More than 50 sites and 30 bridges were damaged during the torrential rainstorms that hit the area in late June.
Since that time, staff at the Ministry of Forests, Lands and Natural Resource Operations have been working virtually non-stop to repair roads that access logging operations, hunting areas and popular hikes.
Dave Rebagliati, an engineer with the Rocky Mountain Forest District, said they have been able to do “quite a bit more” than they expected to achieve in a few short summer months.
“I haven’t had a lot of time off, but we are getting everything put back together,” he said.
“Some of the roads aren’t fixed 100 per cent but at least it’s open to the public. For industrial use, we’ve got a bit more work to do, but we’re not holding anything up there right now.”
By the time the snow flies, the ministry will have spent close to $1.5 million to fix the unprecedented damage to the East Kootenay’s forestry roads, according to Rebagliati.
“We were able to get a bit more funding than I originally thought. My counterparts in the north were able to forego some projects until next year, so they freed up some money for us.”
Work will continue for several weeks yet, he said.
“I hope Mother Nature will let us work until at the least the middle of October if not longer than that.”
On the Bull River Forest Service Road, washouts were repaired at 92 km and 94 km.
“The Bull River Forest Service Road is open to Munroe Lake. There is some temporary fixes in there, but it is definitely open enough for public traffic,” said Rebagliati.
Bridges on the Elk River Forest Service Road were repaired at 125km, 140km and 145km.
“We put a temporary bridge in at 145km and we’ve straightened out a lot of the washouts. So public traffic can utilize the road to get into the park. It still won’t be open to industrial traffic for another couple of weeks. We have some repairs to do on a couple of bridges. But there’s no problem getting through. It’s just some structural stuff: some of the foundations have been undermined a little bit and we just have to beef them up a little bit.”
Delighting pilgrims who hike Fisher Peak and the Tanglefoot, Mause Creek Forest Service Road was repaired around September 11.
“We constructed a trail around the slough so people can get in there. It just kind of skirts around the edge. It’s safe, but we’ll have to come back and reinforce and make sure everything is fine there and it doesn’t slough again next year,” said Rebagliati.
Hikers will also be pleased that Meachen Creek Forest Service Road has been reopened after a washout at 10.5km.

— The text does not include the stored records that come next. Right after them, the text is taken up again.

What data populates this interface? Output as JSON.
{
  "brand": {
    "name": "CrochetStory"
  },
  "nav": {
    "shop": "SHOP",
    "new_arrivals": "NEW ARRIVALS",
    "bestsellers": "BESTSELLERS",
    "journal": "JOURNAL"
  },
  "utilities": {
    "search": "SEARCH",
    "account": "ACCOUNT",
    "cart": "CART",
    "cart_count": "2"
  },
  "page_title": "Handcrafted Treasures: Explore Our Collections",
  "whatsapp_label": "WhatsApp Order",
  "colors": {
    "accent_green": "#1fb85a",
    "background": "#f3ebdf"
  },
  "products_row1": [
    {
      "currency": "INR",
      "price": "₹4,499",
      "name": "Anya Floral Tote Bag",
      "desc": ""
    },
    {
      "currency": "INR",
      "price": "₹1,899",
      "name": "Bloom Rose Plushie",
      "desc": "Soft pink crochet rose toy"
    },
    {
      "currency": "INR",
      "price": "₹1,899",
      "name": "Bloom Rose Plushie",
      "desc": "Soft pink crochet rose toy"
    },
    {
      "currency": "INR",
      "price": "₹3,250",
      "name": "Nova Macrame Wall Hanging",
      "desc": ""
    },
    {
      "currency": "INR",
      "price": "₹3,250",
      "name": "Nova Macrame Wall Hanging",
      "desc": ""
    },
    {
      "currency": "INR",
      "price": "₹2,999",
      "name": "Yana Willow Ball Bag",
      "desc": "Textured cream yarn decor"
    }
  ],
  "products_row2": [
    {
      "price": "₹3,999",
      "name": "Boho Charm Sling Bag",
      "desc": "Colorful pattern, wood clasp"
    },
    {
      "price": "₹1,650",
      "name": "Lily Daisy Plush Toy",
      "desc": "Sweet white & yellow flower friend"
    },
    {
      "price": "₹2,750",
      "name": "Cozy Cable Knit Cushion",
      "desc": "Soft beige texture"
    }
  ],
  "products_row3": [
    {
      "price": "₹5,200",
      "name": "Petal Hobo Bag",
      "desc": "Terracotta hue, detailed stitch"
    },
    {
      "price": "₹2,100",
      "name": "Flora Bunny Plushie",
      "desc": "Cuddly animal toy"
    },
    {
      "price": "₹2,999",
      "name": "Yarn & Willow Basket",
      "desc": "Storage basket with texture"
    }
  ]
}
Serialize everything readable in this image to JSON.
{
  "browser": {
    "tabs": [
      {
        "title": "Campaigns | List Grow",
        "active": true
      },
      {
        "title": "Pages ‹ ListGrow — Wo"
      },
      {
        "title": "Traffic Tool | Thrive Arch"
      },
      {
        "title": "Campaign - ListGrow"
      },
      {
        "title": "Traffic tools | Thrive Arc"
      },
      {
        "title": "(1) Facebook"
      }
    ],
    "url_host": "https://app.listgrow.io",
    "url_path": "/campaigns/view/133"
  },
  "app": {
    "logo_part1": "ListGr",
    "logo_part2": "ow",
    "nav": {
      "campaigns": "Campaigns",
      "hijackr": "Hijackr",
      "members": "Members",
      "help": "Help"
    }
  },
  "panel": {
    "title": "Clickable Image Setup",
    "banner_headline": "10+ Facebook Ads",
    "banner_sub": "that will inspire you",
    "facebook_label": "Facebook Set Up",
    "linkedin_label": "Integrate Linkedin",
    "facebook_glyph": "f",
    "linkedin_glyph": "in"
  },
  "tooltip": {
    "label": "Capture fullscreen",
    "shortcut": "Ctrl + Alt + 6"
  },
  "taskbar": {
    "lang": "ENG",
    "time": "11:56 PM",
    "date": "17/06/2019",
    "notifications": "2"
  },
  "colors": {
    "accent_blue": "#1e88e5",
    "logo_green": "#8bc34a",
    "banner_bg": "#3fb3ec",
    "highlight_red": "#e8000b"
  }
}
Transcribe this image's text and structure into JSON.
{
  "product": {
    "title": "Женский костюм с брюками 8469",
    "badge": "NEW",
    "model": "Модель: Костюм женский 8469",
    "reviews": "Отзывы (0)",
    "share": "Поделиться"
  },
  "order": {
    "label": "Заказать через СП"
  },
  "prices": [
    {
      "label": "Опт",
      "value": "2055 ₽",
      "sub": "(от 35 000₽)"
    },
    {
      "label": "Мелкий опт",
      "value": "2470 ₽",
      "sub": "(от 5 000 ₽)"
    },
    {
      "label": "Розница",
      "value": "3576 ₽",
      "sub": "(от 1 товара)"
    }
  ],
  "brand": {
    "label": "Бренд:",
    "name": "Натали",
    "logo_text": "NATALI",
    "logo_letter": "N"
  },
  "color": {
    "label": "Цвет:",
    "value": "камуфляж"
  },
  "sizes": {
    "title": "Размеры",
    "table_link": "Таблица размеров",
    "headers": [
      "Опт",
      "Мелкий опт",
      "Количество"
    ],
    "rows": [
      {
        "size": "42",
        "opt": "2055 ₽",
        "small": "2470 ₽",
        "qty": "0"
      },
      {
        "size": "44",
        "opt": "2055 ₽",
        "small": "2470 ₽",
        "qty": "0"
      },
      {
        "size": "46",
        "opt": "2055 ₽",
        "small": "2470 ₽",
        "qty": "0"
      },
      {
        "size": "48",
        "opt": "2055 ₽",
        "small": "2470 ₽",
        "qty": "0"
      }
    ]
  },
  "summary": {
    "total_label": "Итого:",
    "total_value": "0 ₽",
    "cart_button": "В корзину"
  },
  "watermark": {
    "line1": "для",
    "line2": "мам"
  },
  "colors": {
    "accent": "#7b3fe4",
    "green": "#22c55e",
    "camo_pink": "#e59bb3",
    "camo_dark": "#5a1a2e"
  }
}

“We fixed Meachen Creek so all the hikes up there are good as well now, so up to Hourglass Lake. Those hikes are all open for people,” said Rebagliati.
The ministry is continuing to work on popular forestry roads.
Drilling and blasting is underway this week on the Skookumchuck Forest Service Road at 35km where a bridge was washed out.
“They are drilling and blasting there right now to repair the road at 35km. People have built an ATV route around there. That’s closed 6 a.m. to 6 p.m. while they are in there drilling and blasting. We’ve got to keep it safe for the public,” said Rebagliati.
Work will start this week on Summer Lake Forest Service Road, which is closed at 59 km due to a washout.
Following that, Dewar Creek Forest Service Road will be the priority.
“In the next couple of weeks we hope to get up into Dewar to start doing some repairs. I think we’ll have to put a bridge in at the back end, so we’ll fix the washouts to there so we can get a crew in to do the survey information,” said Rebagliati.
Meanwhile, the devastated Whiteriver/Whiteswan Forest Service Road is still undergoing repairs.
“All the work on the road between 37km and 44km should be complete Wednesday (September 25). And we are driving piles on the bridge at 32km (Thursday, September 19). If it goes okay, probably by the end of next week we should have that bridge done,” said Rebagliati.
But at 44km, the second bridge over the White River won’t be replaced this year.
“I was just out there with an engineer. We’ll have to do a design there so it will take a couple of months to finalize the design. So hopefully we will put that in next year,” he said.
Also, the Middle Fork of the White River road won’t be accessible this year.
“There are some washouts that we haven’t been able to fix yet. We probably won’t get that done this year, but we’ll do that early next year.”
But the North White is accessible, Rebagliati went on.
“The Gray Creek bridge is fixed and the one at 71km. That opened that up so Canfor has been able to haul out to the Palliser.”
For a full list of current road closures, visit www.for.gov.bc.ca/drm/services/road-works.htm.